In Sana'a, at least 11 anti-government protesters were wounded in clashes with government supporters armed with clubs, daggers and pistols.
Protest violence in Yemen kills five demonstrators
SANA'A // A grenade attack on anti-government protesters killed one person and injured dozens as government supporters and riot police clashed with pro-democracy demonstrators across Yemen yesterday. Four more people were shot dead by police in the southern port city of Aden, where violent clashes broke out for the third day between protesters and police.
In Taiz, south of the capital Sana'a, a protester was killed when armed men, accused of being government supporters, threw a grenade at a gathering of tens of thousands. He was one of dozens of people brought to hospital, where he died of his wounds, medics said. Taiz officials denied the attackers were supporters of President Ali Abdullah Saleh or his party.
Yesterday was the eighth consecutive day of protests against Mr Saleh.
"Armed men from the ruling party threw a hand grenade at the protesters and more than 40 people were injured," Bushra al Maktari, a protest organiser in Taiz, said in a telephone interview.
"I am now in the hospital and the situation is terrible. Some of the injuries are very serious," Ms al Maktari said. She said the attack brought more people on to the streets.
"The protesters are angry and they started blood donation to the injured. We are now demanding the prosecution of the leading officials in the ruling party who encouraged their thugs to attack us," she said, adding that she was injured in her leg by shrapnel from the grenade.
Hamud al Sufi, the governor of Taiz, said the attackers were not supporters of the ruling General People's Congress.
"According to initial investigations with the suspected attackers, some of the protesters threw stones at their car and they responded by throwing the hand grenade. These might be outlaws and investigations will be announced once they are complete," Mr al Sufi said. The government organised a rival protest in Taiz in support of Mr Saleh.
In Sana'a, at least 11 anti-government protesters were wounded in clashes with government supporters armed with clubs, daggers and pistols. Riot police fired shots in the air and used tear gas to disperse the crowds in the biggest demonstration in Sana'a in the past eight days of protests.
Some imams in the capital seemed to take a critical tone with the government yesterday - adding a new element to the protests.
Imam Jabri al Yamani at the Sana'a University mosque condemned the torture and beating of demonstrators, telling many protesters who had gathered there: "We have been living for 30 years without purpose or hope." He said "protests must be peaceful and not scare and harm the people".
Another Sana'a imam, Abdel Raqib Obad, urged people to join the protests and criticised the security forces for "battling" the youth.
After noon prayers, thousands of protesters marched from the Sana'a University mosque towards the presidential palace, and were met by riot police and hundreds of Mr Saleh's supporters.
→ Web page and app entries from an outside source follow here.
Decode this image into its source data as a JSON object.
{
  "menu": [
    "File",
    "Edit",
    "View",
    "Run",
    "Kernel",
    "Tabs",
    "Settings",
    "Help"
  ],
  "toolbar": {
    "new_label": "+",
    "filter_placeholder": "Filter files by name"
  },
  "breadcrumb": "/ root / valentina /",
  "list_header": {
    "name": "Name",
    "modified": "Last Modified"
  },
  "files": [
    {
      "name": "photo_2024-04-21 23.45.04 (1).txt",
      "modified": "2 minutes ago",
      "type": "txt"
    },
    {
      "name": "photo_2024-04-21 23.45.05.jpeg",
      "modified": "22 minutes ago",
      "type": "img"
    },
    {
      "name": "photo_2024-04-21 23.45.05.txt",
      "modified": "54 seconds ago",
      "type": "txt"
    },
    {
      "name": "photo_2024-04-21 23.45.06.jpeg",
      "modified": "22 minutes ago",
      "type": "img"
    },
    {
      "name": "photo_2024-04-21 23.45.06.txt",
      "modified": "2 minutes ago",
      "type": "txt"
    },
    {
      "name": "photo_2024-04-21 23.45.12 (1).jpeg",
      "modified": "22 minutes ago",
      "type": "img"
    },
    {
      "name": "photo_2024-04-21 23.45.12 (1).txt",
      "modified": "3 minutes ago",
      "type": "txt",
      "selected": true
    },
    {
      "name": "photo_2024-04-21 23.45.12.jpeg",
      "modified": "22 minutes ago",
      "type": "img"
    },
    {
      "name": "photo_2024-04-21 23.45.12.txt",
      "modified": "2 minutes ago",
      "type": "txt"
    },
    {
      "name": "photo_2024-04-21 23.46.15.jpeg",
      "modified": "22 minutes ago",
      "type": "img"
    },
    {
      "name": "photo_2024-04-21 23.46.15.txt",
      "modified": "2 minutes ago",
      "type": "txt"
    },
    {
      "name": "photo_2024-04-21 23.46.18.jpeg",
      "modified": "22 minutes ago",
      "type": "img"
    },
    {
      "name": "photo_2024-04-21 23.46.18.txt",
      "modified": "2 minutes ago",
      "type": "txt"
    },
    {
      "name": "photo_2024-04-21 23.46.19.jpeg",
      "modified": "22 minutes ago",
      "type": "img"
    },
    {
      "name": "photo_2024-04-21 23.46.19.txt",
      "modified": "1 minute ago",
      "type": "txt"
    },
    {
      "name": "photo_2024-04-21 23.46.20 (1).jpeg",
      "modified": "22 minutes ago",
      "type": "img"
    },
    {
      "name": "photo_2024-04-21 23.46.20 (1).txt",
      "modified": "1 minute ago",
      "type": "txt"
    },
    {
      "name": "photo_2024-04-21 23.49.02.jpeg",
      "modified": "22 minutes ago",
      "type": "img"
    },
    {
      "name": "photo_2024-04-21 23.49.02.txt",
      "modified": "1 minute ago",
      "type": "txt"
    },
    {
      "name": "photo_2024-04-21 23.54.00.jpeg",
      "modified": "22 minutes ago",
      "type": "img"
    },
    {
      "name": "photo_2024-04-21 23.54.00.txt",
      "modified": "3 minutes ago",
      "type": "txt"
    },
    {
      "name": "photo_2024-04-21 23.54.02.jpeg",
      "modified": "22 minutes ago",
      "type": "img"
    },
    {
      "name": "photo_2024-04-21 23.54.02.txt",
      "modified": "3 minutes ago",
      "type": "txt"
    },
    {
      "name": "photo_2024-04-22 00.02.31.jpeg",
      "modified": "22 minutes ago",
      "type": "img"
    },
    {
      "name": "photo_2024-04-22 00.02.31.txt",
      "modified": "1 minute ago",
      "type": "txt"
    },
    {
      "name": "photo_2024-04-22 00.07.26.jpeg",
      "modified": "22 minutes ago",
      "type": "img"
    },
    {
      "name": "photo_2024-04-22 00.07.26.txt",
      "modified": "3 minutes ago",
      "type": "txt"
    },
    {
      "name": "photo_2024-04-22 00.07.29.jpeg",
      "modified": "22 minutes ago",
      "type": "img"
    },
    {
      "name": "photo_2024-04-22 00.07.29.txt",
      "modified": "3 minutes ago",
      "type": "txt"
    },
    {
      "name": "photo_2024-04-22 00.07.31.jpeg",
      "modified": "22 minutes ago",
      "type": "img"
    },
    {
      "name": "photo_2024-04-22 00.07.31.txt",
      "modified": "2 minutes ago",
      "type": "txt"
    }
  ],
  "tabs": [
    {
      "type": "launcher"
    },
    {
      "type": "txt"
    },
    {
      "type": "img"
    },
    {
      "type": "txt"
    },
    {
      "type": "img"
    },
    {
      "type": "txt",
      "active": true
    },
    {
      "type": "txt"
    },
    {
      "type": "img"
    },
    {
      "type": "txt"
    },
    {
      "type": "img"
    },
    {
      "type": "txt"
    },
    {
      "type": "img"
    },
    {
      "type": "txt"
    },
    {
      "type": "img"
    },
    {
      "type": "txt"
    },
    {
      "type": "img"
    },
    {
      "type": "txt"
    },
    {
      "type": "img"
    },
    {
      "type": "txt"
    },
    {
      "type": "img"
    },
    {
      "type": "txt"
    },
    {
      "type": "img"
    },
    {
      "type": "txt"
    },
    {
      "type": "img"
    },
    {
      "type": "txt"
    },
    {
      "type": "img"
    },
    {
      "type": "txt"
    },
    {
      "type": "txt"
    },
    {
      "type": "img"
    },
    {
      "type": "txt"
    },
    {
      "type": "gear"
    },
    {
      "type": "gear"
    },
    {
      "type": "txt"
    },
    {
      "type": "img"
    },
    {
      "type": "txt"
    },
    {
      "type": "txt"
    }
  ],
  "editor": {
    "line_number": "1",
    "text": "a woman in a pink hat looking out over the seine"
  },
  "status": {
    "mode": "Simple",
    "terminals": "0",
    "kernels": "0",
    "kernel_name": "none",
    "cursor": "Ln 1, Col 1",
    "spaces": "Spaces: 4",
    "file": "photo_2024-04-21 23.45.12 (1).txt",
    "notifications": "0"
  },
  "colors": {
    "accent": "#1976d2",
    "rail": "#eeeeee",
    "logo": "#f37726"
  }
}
The two sides attacked each other with rocks, and riot police began firing live ammunition in the air and launching tear gas. Among those attacked by government supporters were Hamud Munsar, the head of the Sana'a office of the Dubai-based Al Arabiya television network, and an Al Arabiya cameraman, Fuad al Khadir. Mr Munsar said their camera was destroyed.
In Aden, four protesters were killed and several others were wounded when police fired live ammunition to disperse a crowd demanding that Mr Saleh step down, according to witnesses.
Yesterday's deaths brought the toll to six during the past three days of protests in Aden, where demonstrators have burnt government cars and a local council building in the Sheikh Othman neighbourhood. Similar government buildings in al Mansura and Crater districts were set on fire on Wednesday and Thursday.
Mr Saleh has tried to meet some of protesters' demands. He announced on February 2 that he would not seek to extend his term beyond 2013, and has reached out to tribal elders.
The Joint Meeting Parties (JMP), an opposition coalition of six parties, condemned the increasing violence by the "thugs" of the ruling party against the protesters during the past week.
"We hold the president accountable for the mass killing attack on Taiz uprising and the consequences of such attacks," Mohammed al Kubati, a spokesman of the JMP, said yesterday.
In its first statement since the protests began, the US Embassy in Yemen called on the government "to fulfil its responsibility to protect the life and property of all Yemenis and to safeguard their basic human and civil rights [and] to prevent any further attacks on peaceful demonstrations".
The embassy said it "observed a disturbing rise in the number and violence of attacks against Yemeni citizens gathering peacefully to express their views on the current political situation. We have also seen reports that Government of Yemen officials were present during these attacks".